◆ **ACTIVITY**
Report each line of the data that has "Ctrl" somewhere in it.

◆ **Stored data entries**
━━━━━━━━━━

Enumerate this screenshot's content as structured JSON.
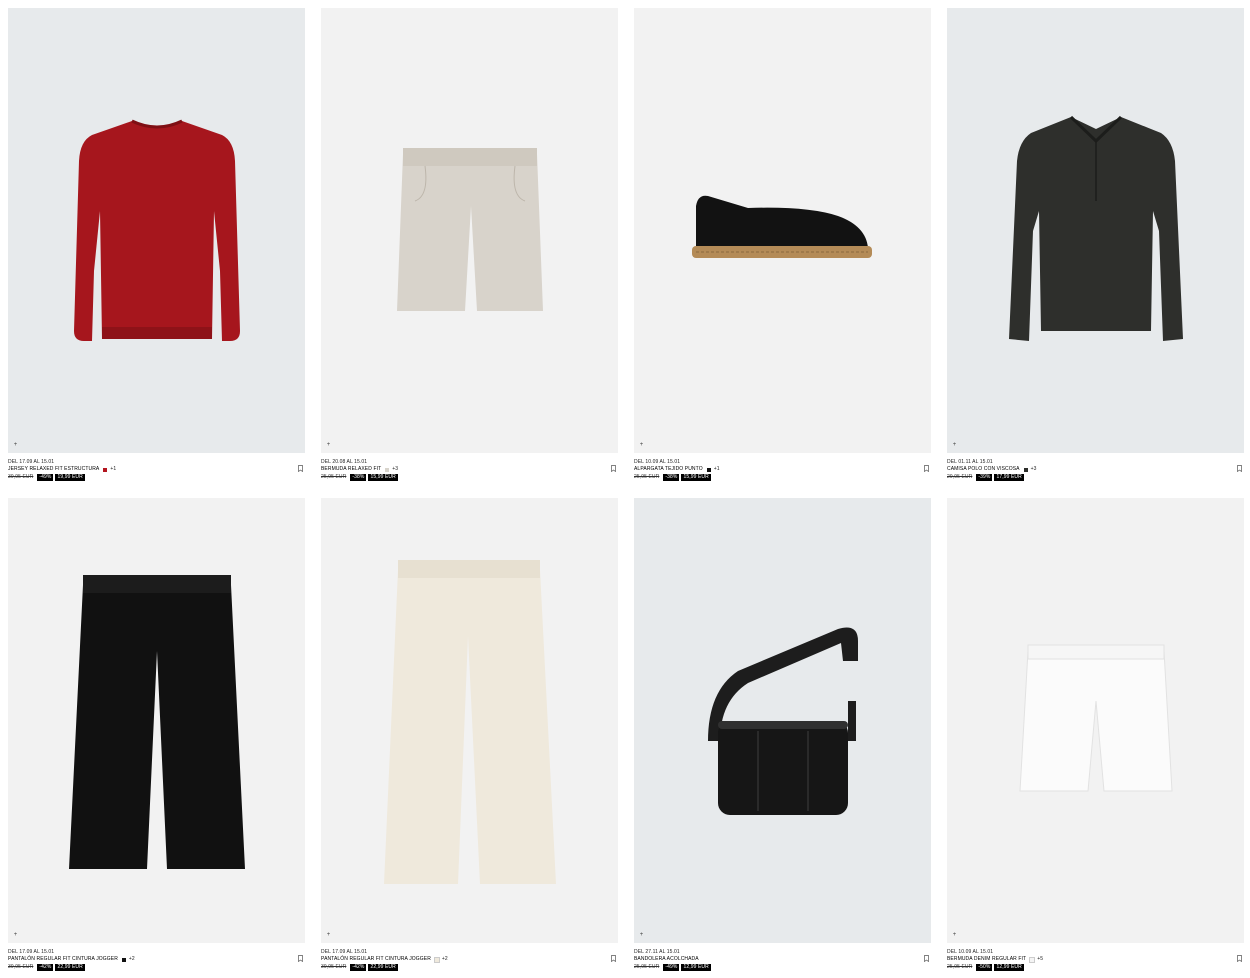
{
  "products": [
    {
      "dates": "DEL 17.09 AL 15.01",
      "name": "JERSEY RELAXED FIT ESTRUCTURA",
      "swatch": "#b3141e",
      "more": "+1",
      "old_price": "39,95 EUR",
      "discount": "-49%",
      "price": "19,99 EUR",
      "bg": "#e7eaec"
    },
    {
      "dates": "DEL 20.08 AL 15.01",
      "name": "BERMUDA RELAXED FIT",
      "swatch": "#d8d4cc",
      "more": "+3",
      "old_price": "25,95 EUR",
      "discount": "-38%",
      "price": "15,99 EUR",
      "bg": "#f2f2f2"
    },
    {
      "dates": "DEL 10.09 AL 15.01",
      "name": "ALPARGATA TEJIDO PUNTO",
      "swatch": "#111111",
      "more": "+1",
      "old_price": "25,95 EUR",
      "discount": "-38%",
      "price": "15,99 EUR",
      "bg": "#f2f2f2"
    },
    {
      "dates": "DEL 01.11 AL 15.01",
      "name": "CAMISA POLO CON VISCOSA",
      "swatch": "#2d2e2b",
      "more": "+3",
      "old_price": "29,95 EUR",
      "discount": "-39%",
      "price": "17,99 EUR",
      "bg": "#e7eaec"
    },
    {
      "dates": "DEL 17.09 AL 15.01",
      "name": "PANTALÓN REGULAR FIT CINTURA JOGGER",
      "swatch": "#111111",
      "more": "+2",
      "old_price": "39,95 EUR",
      "discount": "-42%",
      "price": "22,99 EUR",
      "bg": "#f2f2f2"
    },
    {
      "dates": "DEL 17.09 AL 15.01",
      "name": "PANTALÓN REGULAR FIT CINTURA JOGGER",
      "swatch": "#efe9dc",
      "more": "+2",
      "old_price": "39,95 EUR",
      "discount": "-42%",
      "price": "22,99 EUR",
      "bg": "#f2f2f2"
    },
    {
      "dates": "DEL 27.11 AL 15.01",
      "name": "BANDOLERA ACOLCHADA",
      "swatch": "",
      "more": "",
      "old_price": "25,95 EUR",
      "discount": "-49%",
      "price": "12,99 EUR",
      "bg": "#e7eaec"
    },
    {
      "dates": "DEL 10.09 AL 15.01",
      "name": "BERMUDA DENIM REGULAR FIT",
      "swatch": "#f4f4f4",
      "more": "+5",
      "old_price": "25,95 EUR",
      "discount": "-50%",
      "price": "12,99 EUR",
      "bg": "#f2f2f2"
    }
  ],
  "icons": {
    "add": "plus-icon",
    "save": "bookmark-icon"
  },
  "plus_glyph": "+"
}
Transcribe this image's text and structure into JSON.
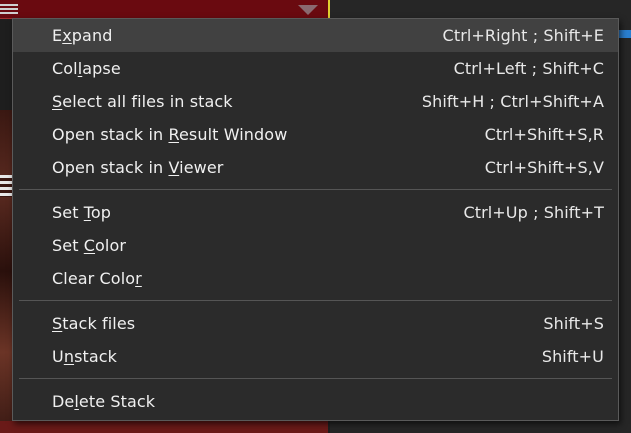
{
  "menu": {
    "groups": [
      {
        "items": [
          {
            "pre": "E",
            "acc": "x",
            "post": "pand",
            "shortcut": "Ctrl+Right ; Shift+E",
            "active": true
          },
          {
            "pre": "Col",
            "acc": "l",
            "post": "apse",
            "shortcut": "Ctrl+Left ; Shift+C"
          },
          {
            "pre": "",
            "acc": "S",
            "post": "elect all files in stack",
            "shortcut": "Shift+H ; Ctrl+Shift+A"
          },
          {
            "pre": "Open stack in ",
            "acc": "R",
            "post": "esult Window",
            "shortcut": "Ctrl+Shift+S,R"
          },
          {
            "pre": "Open stack in ",
            "acc": "V",
            "post": "iewer",
            "shortcut": "Ctrl+Shift+S,V"
          }
        ]
      },
      {
        "items": [
          {
            "pre": "Set ",
            "acc": "T",
            "post": "op",
            "shortcut": "Ctrl+Up ; Shift+T"
          },
          {
            "pre": "Set ",
            "acc": "C",
            "post": "olor",
            "shortcut": ""
          },
          {
            "pre": "Clear Colo",
            "acc": "r",
            "post": "",
            "shortcut": ""
          }
        ]
      },
      {
        "items": [
          {
            "pre": "",
            "acc": "S",
            "post": "tack files",
            "shortcut": "Shift+S"
          },
          {
            "pre": "U",
            "acc": "n",
            "post": "stack",
            "shortcut": "Shift+U"
          }
        ]
      },
      {
        "items": [
          {
            "pre": "De",
            "acc": "l",
            "post": "ete Stack",
            "shortcut": ""
          }
        ]
      }
    ]
  },
  "colors": {
    "menu_bg": "#2b2b2b",
    "hover_bg": "#414141",
    "text": "#f0f0f0",
    "separator": "#555555"
  }
}
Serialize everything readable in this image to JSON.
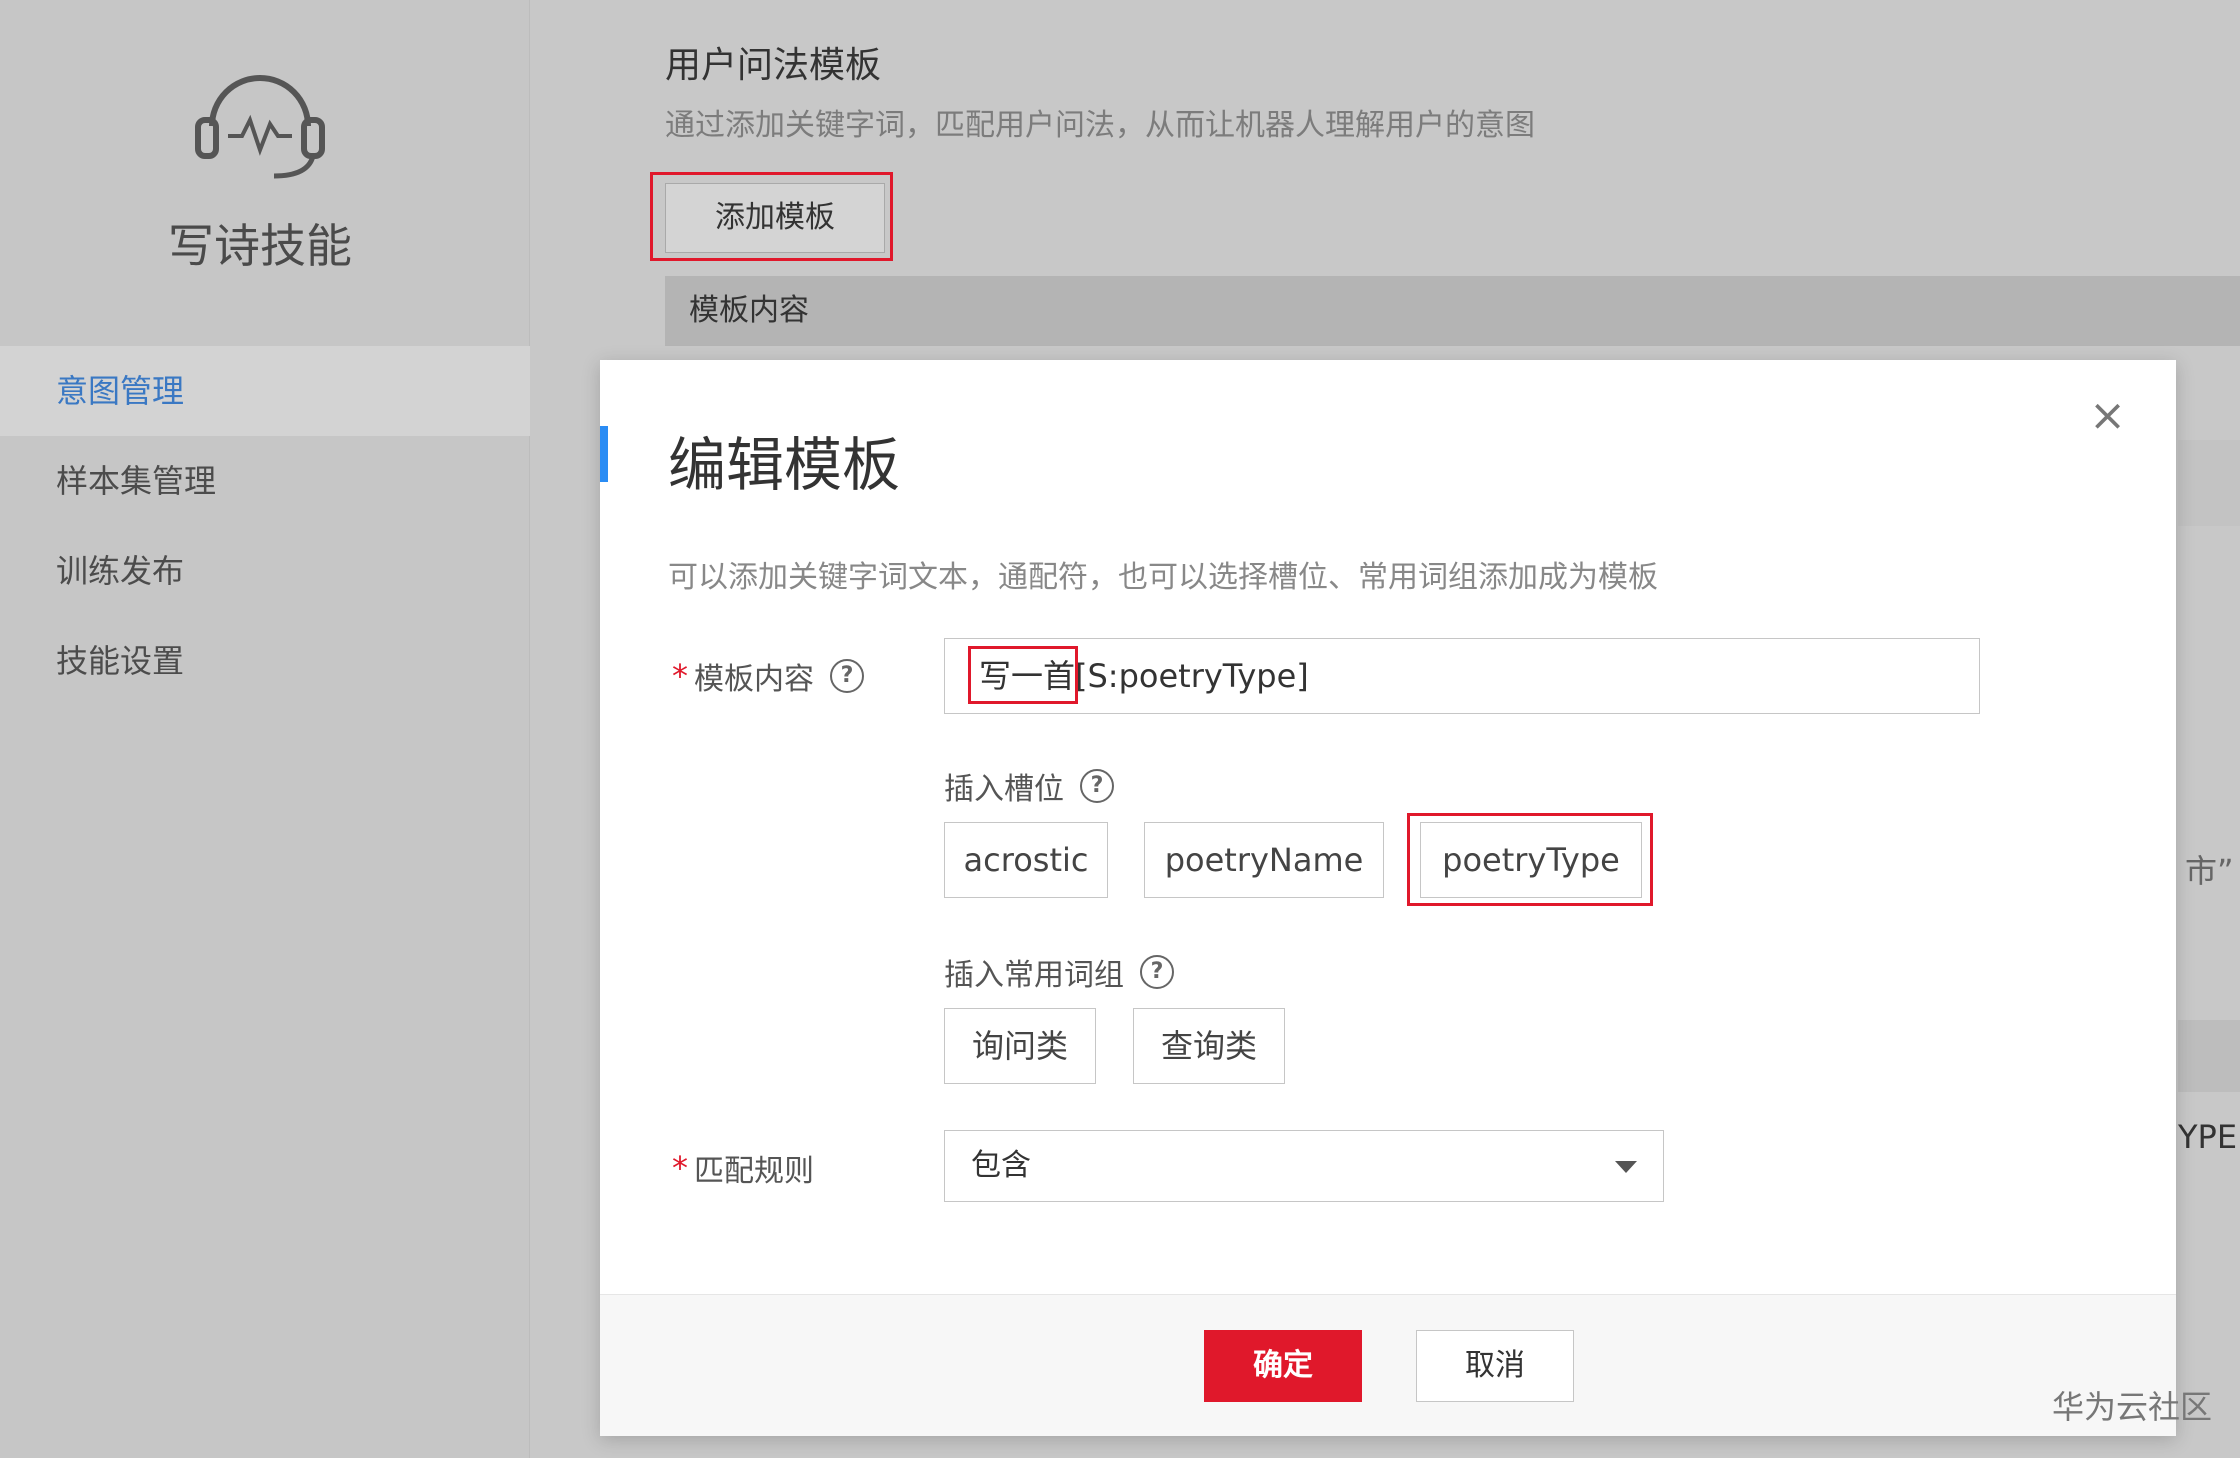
{
  "sidebar": {
    "skill_name": "写诗技能",
    "nav_items": [
      {
        "label": "意图管理",
        "active": true
      },
      {
        "label": "样本集管理",
        "active": false
      },
      {
        "label": "训练发布",
        "active": false
      },
      {
        "label": "技能设置",
        "active": false
      }
    ]
  },
  "background_page": {
    "title": "用户问法模板",
    "subtitle": "通过添加关键字词，匹配用户问法，从而让机器人理解用户的意图",
    "add_button": "添加模板",
    "table_header": "模板内容",
    "fragment_1": "市”",
    "fragment_2": "YPE"
  },
  "modal": {
    "title": "编辑模板",
    "close_symbol": "×",
    "description": "可以添加关键字词文本，通配符，也可以选择槽位、常用词组添加成为模板",
    "template_label": "模板内容",
    "template_value": "写一首[S:poetryType]",
    "slot_label": "插入槽位",
    "slots": [
      "acrostic",
      "poetryName",
      "poetryType"
    ],
    "phrase_label": "插入常用词组",
    "phrases": [
      "询问类",
      "查询类"
    ],
    "match_label": "匹配规则",
    "match_value": "包含",
    "confirm": "确定",
    "cancel": "取消",
    "required_mark": "*",
    "help_mark": "?"
  },
  "watermark": "华为云社区",
  "colors": {
    "accent_blue": "#2a8cf4",
    "primary_red": "#e0182b",
    "nav_active": "#3a78c3"
  }
}
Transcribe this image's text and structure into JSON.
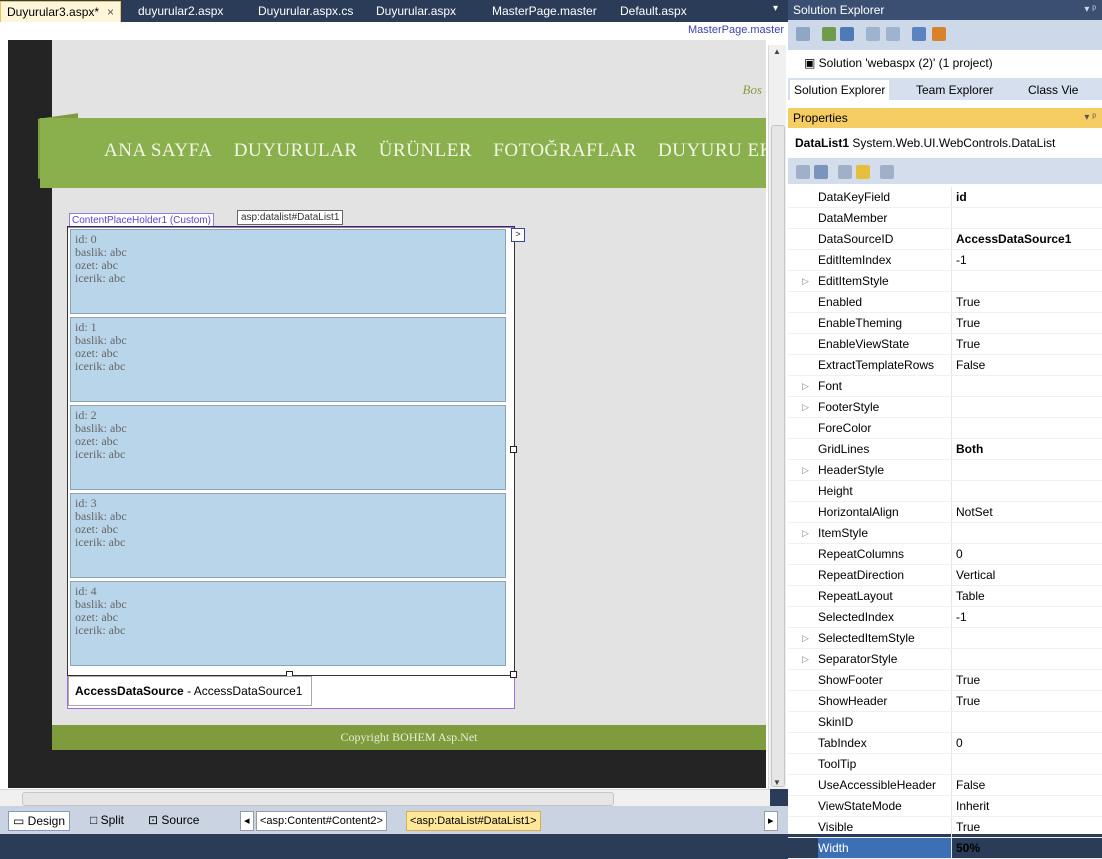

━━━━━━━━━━

◆ **EXERCISE RESULT**
            "shortcut": "Ctrl+Right ; Shift+E",
            "shortcut": "Ctrl+Left ; Shift+C"
            "shortcut": "Shift+H ; Ctrl+Shift+A"
            "shortcut": "Ctrl+Shift+S,R"
            "shortcut": "Ctrl+Shift+S,V"
            "shortcut": "Ctrl+Up ; Shift+T"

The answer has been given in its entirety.